Copy out the records below exactly as they appear.

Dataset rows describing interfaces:
____

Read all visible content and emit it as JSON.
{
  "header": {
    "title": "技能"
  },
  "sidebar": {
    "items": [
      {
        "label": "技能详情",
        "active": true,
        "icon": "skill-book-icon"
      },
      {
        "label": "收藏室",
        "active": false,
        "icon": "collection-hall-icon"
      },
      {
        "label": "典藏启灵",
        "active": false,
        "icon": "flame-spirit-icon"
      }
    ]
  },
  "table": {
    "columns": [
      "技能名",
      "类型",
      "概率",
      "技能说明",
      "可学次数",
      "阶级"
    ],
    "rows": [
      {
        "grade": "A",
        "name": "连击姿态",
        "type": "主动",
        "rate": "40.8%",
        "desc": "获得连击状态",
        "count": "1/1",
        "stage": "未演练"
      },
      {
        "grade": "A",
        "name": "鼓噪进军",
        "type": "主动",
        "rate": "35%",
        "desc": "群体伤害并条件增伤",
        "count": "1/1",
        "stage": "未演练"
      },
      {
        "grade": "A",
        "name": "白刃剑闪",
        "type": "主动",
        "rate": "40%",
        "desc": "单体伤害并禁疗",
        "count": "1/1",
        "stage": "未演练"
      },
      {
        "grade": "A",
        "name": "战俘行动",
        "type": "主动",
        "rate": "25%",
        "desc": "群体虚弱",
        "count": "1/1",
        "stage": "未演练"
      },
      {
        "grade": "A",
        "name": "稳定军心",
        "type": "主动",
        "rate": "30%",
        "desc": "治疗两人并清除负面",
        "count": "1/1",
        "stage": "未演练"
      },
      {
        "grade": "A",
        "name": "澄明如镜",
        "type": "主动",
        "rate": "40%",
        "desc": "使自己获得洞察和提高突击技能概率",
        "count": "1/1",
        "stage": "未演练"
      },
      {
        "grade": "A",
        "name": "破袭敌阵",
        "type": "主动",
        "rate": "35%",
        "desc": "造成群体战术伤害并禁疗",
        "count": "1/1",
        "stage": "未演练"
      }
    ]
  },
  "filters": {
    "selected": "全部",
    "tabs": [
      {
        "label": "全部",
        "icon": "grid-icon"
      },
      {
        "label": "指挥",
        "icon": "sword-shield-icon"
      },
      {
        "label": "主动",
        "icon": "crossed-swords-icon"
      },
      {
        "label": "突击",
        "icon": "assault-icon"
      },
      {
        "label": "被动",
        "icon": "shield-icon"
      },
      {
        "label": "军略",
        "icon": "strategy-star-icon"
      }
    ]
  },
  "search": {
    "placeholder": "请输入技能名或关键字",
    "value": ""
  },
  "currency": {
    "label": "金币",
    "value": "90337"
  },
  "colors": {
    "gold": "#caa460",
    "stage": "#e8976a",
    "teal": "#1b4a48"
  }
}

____

◆ **TASK RESULT**
Read all visible content and emit it as JSON.
{
  "header": {
    "title": "技能"
  },
  "sidebar": {
    "items": [
      {
        "label": "技能详情",
        "active": true,
        "icon": "skill-book-icon"
      },
      {
        "label": "收藏室",
        "active": false,
        "icon": "collection-hall-icon"
      },
      {
        "label": "典藏启灵",
        "active": false,
        "icon": "flame-spirit-icon"
      }
    ]
  },
  "table": {
    "columns": [
      "技能名",
      "类型",
      "概率",
      "技能说明",
      "可学次数",
      "阶级"
    ],
    "rows": [
      {
        "grade": "A",
        "name": "连击姿态",
        "type": "主动",
        "rate": "40.8%",
        "desc": "获得连击状态",
        "count": "1/1",
        "stage": "未演练"
      },
      {
        "grade": "A",
        "name": "鼓噪进军",
        "type": "主动",
        "rate": "35%",
        "desc": "群体伤害并条件增伤",
        "count": "1/1",
        "stage": "未演练"
      },
      {
        "grade": "A",
        "name": "白刃剑闪",
        "type": "主动",
        "rate": "40%",
        "desc": "单体伤害并禁疗",
        "count": "1/1",
        "stage": "未演练"
      },
      {
        "grade": "A",
        "name": "战俘行动",
        "type": "主动",
        "rate": "25%",
        "desc": "群体虚弱",
        "count": "1/1",
        "stage": "未演练"
      },
      {
        "grade": "A",
        "name": "稳定军心",
        "type": "主动",
        "rate": "30%",
        "desc": "治疗两人并清除负面",
        "count": "1/1",
        "stage": "未演练"
      },
      {
        "grade": "A",
        "name": "澄明如镜",
        "type": "主动",
        "rate": "40%",
        "desc": "使自己获得洞察和提高突击技能概率",
        "count": "1/1",
        "stage": "未演练"
      },
      {
        "grade": "A",
        "name": "破袭敌阵",
        "type": "主动",
        "rate": "35%",
        "desc": "造成群体战术伤害并禁疗",
        "count": "1/1",
        "stage": "未演练"
      }
    ]
  },
  "filters": {
    "selected": "全部",
    "tabs": [
      {
        "label": "全部",
        "icon": "grid-icon"
      },
      {
        "label": "指挥",
        "icon": "sword-shield-icon"
      },
      {
        "label": "主动",
        "icon": "crossed-swords-icon"
      },
      {
        "label": "突击",
        "icon": "assault-icon"
      },
      {
        "label": "被动",
        "icon": "shield-icon"
      },
      {
        "label": "军略",
        "icon": "strategy-star-icon"
      }
    ]
  },
  "search": {
    "placeholder": "请输入技能名或关键字",
    "value": ""
  },
  "currency": {
    "label": "金币",
    "value": "90337"
  },
  "colors": {
    "gold": "#caa460",
    "stage": "#e8976a",
    "teal": "#1b4a48"
  }
}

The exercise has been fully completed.